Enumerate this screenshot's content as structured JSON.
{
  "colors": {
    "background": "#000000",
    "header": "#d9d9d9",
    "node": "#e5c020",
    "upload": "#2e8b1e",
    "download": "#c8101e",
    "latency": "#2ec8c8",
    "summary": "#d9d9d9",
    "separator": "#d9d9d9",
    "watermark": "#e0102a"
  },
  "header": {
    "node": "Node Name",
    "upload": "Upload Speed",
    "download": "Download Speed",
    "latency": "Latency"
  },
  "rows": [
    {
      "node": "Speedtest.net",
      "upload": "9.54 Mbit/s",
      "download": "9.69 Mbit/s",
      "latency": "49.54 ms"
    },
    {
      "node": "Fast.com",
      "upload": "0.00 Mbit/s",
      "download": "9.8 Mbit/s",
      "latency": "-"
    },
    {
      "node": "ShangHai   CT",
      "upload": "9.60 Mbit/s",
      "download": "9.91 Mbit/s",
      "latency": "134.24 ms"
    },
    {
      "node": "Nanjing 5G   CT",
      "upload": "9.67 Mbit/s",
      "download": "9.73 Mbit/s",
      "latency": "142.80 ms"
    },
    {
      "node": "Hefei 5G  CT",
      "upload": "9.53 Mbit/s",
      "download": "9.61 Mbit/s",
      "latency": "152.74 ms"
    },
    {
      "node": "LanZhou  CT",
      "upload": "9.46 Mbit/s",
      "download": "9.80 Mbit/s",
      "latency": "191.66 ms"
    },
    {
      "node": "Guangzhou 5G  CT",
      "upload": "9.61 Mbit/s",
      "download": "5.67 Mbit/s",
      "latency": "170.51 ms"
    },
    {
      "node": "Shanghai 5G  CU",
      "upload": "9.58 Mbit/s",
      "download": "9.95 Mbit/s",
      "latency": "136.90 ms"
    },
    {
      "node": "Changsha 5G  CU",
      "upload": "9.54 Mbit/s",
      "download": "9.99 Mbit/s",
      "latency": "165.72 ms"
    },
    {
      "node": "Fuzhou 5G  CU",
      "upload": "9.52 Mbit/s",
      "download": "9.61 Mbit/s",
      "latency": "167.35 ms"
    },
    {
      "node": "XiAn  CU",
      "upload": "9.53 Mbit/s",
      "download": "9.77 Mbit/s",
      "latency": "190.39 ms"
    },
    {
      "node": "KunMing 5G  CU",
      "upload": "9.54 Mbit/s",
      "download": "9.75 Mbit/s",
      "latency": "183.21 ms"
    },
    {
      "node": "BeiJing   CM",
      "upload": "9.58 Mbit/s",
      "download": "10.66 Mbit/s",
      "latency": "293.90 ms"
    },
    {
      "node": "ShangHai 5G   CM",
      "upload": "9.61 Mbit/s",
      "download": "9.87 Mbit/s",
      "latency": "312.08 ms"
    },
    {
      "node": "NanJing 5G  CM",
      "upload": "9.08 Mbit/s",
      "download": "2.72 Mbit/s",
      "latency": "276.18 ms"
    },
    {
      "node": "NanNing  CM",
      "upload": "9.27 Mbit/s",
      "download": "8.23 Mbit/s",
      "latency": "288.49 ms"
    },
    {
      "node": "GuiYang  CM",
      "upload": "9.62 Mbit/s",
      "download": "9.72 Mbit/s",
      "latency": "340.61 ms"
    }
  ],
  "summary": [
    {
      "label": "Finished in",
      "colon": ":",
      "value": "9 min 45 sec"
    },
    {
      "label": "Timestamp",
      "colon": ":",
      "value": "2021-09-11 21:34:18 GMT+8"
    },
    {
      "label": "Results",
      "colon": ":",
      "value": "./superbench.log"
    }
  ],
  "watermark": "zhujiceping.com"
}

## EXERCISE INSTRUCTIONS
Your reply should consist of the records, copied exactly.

## REPLY
Enumerate this screenshot's content as structured JSON.
{
  "colors": {
    "background": "#000000",
    "header": "#d9d9d9",
    "node": "#e5c020",
    "upload": "#2e8b1e",
    "download": "#c8101e",
    "latency": "#2ec8c8",
    "summary": "#d9d9d9",
    "separator": "#d9d9d9",
    "watermark": "#e0102a"
  },
  "header": {
    "node": "Node Name",
    "upload": "Upload Speed",
    "download": "Download Speed",
    "latency": "Latency"
  },
  "rows": [
    {
      "node": "Speedtest.net",
      "upload": "9.54 Mbit/s",
      "download": "9.69 Mbit/s",
      "latency": "49.54 ms"
    },
    {
      "node": "Fast.com",
      "upload": "0.00 Mbit/s",
      "download": "9.8 Mbit/s",
      "latency": "-"
    },
    {
      "node": "ShangHai   CT",
      "upload": "9.60 Mbit/s",
      "download": "9.91 Mbit/s",
      "latency": "134.24 ms"
    },
    {
      "node": "Nanjing 5G   CT",
      "upload": "9.67 Mbit/s",
      "download": "9.73 Mbit/s",
      "latency": "142.80 ms"
    },
    {
      "node": "Hefei 5G  CT",
      "upload": "9.53 Mbit/s",
      "download": "9.61 Mbit/s",
      "latency": "152.74 ms"
    },
    {
      "node": "LanZhou  CT",
      "upload": "9.46 Mbit/s",
      "download": "9.80 Mbit/s",
      "latency": "191.66 ms"
    },
    {
      "node": "Guangzhou 5G  CT",
      "upload": "9.61 Mbit/s",
      "download": "5.67 Mbit/s",
      "latency": "170.51 ms"
    },
    {
      "node": "Shanghai 5G  CU",
      "upload": "9.58 Mbit/s",
      "download": "9.95 Mbit/s",
      "latency": "136.90 ms"
    },
    {
      "node": "Changsha 5G  CU",
      "upload": "9.54 Mbit/s",
      "download": "9.99 Mbit/s",
      "latency": "165.72 ms"
    },
    {
      "node": "Fuzhou 5G  CU",
      "upload": "9.52 Mbit/s",
      "download": "9.61 Mbit/s",
      "latency": "167.35 ms"
    },
    {
      "node": "XiAn  CU",
      "upload": "9.53 Mbit/s",
      "download": "9.77 Mbit/s",
      "latency": "190.39 ms"
    },
    {
      "node": "KunMing 5G  CU",
      "upload": "9.54 Mbit/s",
      "download": "9.75 Mbit/s",
      "latency": "183.21 ms"
    },
    {
      "node": "BeiJing   CM",
      "upload": "9.58 Mbit/s",
      "download": "10.66 Mbit/s",
      "latency": "293.90 ms"
    },
    {
      "node": "ShangHai 5G   CM",
      "upload": "9.61 Mbit/s",
      "download": "9.87 Mbit/s",
      "latency": "312.08 ms"
    },
    {
      "node": "NanJing 5G  CM",
      "upload": "9.08 Mbit/s",
      "download": "2.72 Mbit/s",
      "latency": "276.18 ms"
    },
    {
      "node": "NanNing  CM",
      "upload": "9.27 Mbit/s",
      "download": "8.23 Mbit/s",
      "latency": "288.49 ms"
    },
    {
      "node": "GuiYang  CM",
      "upload": "9.62 Mbit/s",
      "download": "9.72 Mbit/s",
      "latency": "340.61 ms"
    }
  ],
  "summary": [
    {
      "label": "Finished in",
      "colon": ":",
      "value": "9 min 45 sec"
    },
    {
      "label": "Timestamp",
      "colon": ":",
      "value": "2021-09-11 21:34:18 GMT+8"
    },
    {
      "label": "Results",
      "colon": ":",
      "value": "./superbench.log"
    }
  ],
  "watermark": "zhujiceping.com"
}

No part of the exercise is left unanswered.